Another cruise ship drifts helplessly, again. In considering risk assessment for Caribbean nations in relation to cruise ship emergencies, let’s do the math.
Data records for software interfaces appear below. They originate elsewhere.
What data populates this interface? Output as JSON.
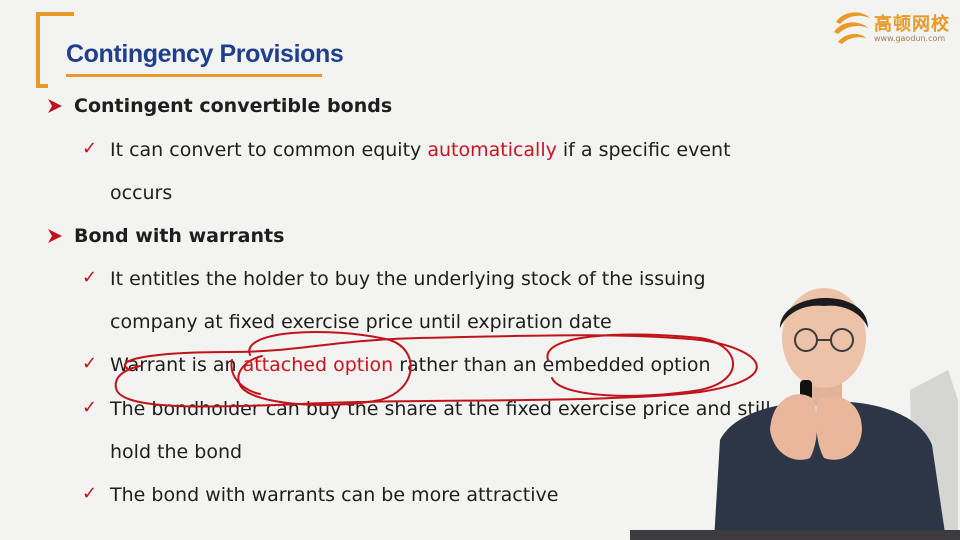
{
  "slide": {
    "title": "Contingency Provisions",
    "logo": {
      "name": "高顿网校",
      "url": "www.gaodun.com"
    },
    "bullets": [
      {
        "heading": "Contingent convertible bonds"
      },
      {
        "pre": "It can convert to common equity ",
        "highlight": "automatically",
        "post": " if a specific event"
      },
      {
        "text": "occurs"
      },
      {
        "heading": "Bond with warrants"
      },
      {
        "text": "It entitles the holder to buy the underlying stock of the issuing"
      },
      {
        "text": "company at fixed exercise price until expiration date"
      },
      {
        "pre": "Warrant is an ",
        "highlight": "attached option",
        "post": " rather than an embedded option"
      },
      {
        "text": "The bondholder can buy the share at the fixed exercise price and still"
      },
      {
        "text": "hold the bond"
      },
      {
        "text": "The bond with warrants can be more attractive"
      }
    ]
  },
  "colors": {
    "title": "#1f3f8c",
    "accent": "#e79a2a",
    "highlight": "#c8141e",
    "ink": "#c0141c"
  }
}
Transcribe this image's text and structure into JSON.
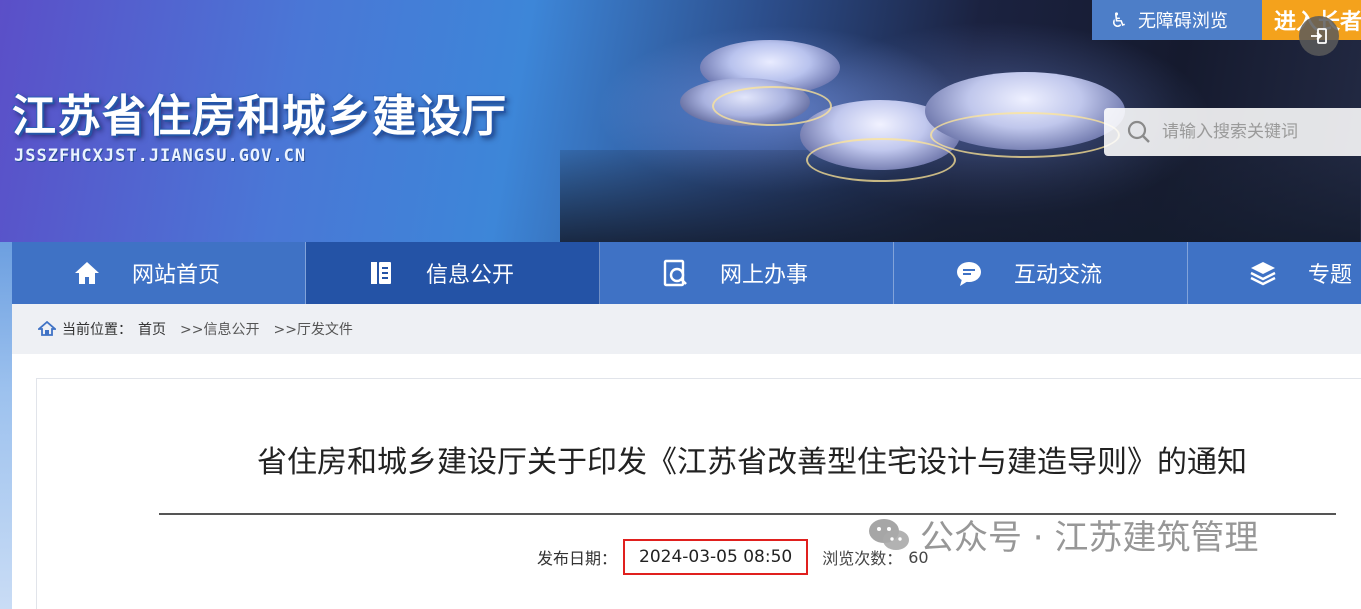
{
  "header": {
    "site_title": "江苏省住房和城乡建设厅",
    "site_domain": "JSSZFHCXJST.JIANGSU.GOV.CN",
    "accessibility_label": "无障碍浏览",
    "accessibility_icon": "wheelchair-icon",
    "enter_label": "进入长者",
    "search_placeholder": "请输入搜索关键词",
    "search_icon": "search-icon"
  },
  "nav": {
    "items": [
      {
        "label": "网站首页",
        "icon": "home-icon",
        "active": false
      },
      {
        "label": "信息公开",
        "icon": "document-icon",
        "active": true
      },
      {
        "label": "网上办事",
        "icon": "service-icon",
        "active": false
      },
      {
        "label": "互动交流",
        "icon": "chat-icon",
        "active": false
      },
      {
        "label": "专题",
        "icon": "layers-icon",
        "active": false
      }
    ]
  },
  "breadcrumb": {
    "prefix": "当前位置：",
    "items": [
      "首页",
      ">>信息公开",
      ">>厅发文件"
    ]
  },
  "article": {
    "title": "省住房和城乡建设厅关于印发《江苏省改善型住宅设计与建造导则》的通知",
    "date_label": "发布日期：",
    "date_value": "2024-03-05 08:50",
    "views_label": "浏览次数：",
    "views_value": "60"
  },
  "watermark": {
    "text": "公众号 · 江苏建筑管理"
  },
  "colors": {
    "nav_bg": "#3f72c5",
    "nav_active": "#2453a6",
    "accent_orange": "#f4a21c",
    "highlight_red": "#e0201e"
  }
}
Nearly 60 percent of the world’s cruise ship fleet is in the Caribbean from November to March each year.
Over 40 percent of the world’s cruise ship fleet is owned by Carnival Corporation (Carnival, Costa, Cunard, Princess, P&O, Holland America, Seabourne, Aida and Ibero cruise lines). At least four major incidents have occurred in the last 27 months on that company’s ships alone.
Let’s consider just two of many potential Caribbean disaster scenarios, based on the fact that three of Carnival Corporation’s cruise ships have each drifted helplessly for approximately 90 miles.
If a ship leaving or returning to the busy cruise home port in Barbados loses all propulsion and steerageway, when west of that island, wind and current might very likely make it drift the 90 miles to the wild and rocky east coast of St Lucia — with huge risk to human life, to the marine environment and to the country’s tourism based economy.
If a ship leaving or returning to the principal Caribbean cruise home port in Puerto Rico experiences the same situation, when south-west of Anguilla and St Maarten, a 90-mile drift could take it to the pristine but dangerous reefs of the Virgin Islands.
Unlikely? No — very possible based on recent events. Engine room fires on the Carnival Triumph, Carnival Splendor and Costa Allegra and a flooded engine room on the Costa Concordia — after a severe collision with a rock — all resulted in a complete loss of propulsion and no ability to steer the ship.
While these incidents may raise questions about ship maintenance or navigation standards — and may influence safer design of cruise ships in the future — the Caribbean, in the meantime, has to live with huge ships built to these current design specifications with their self evident inherent risks.
That takes us to the issue of disaster planning for major cruise ship incidents in the Caribbean and the emergency resources currently available.
Some of the recent incidents in Europe and near the US coast have had the full benefit of well resourced coast guard and tug boat services although, even then, powerful tugs were clearly struggling to maintain course and minimal speed with Carnival Triumph’s sheer size in the latest case. In the Indian Ocean, the Costa Allegra ended up precariously under tow by a small fishing boat!
In Caribbean waters how fast can powerful tugs and other suitable rescue vessels reach a stricken cruise ship in order to avoid disaster?
Most cruise lines today operate under a world-wide minimal tax structure but there is now considerable pressure in the U.S. Congress to force them to make a real contribution towards the costs of all of the federal services they benefit from in the United States.
Caribbean governments should be pressing now for similar greater financial assistance from those massive companies, which currently exploit the region’s beauty and facilities at minimal cost.
Surely, at least, cruise lines should be contributing directly to improved marine disaster management resources for the Caribbean, while they identify and implement solutions for their own serious problems.
(c)2013 the Caribbean News Now (Grand Cayman, Cayman Islands). Distributed by MCT Information Services.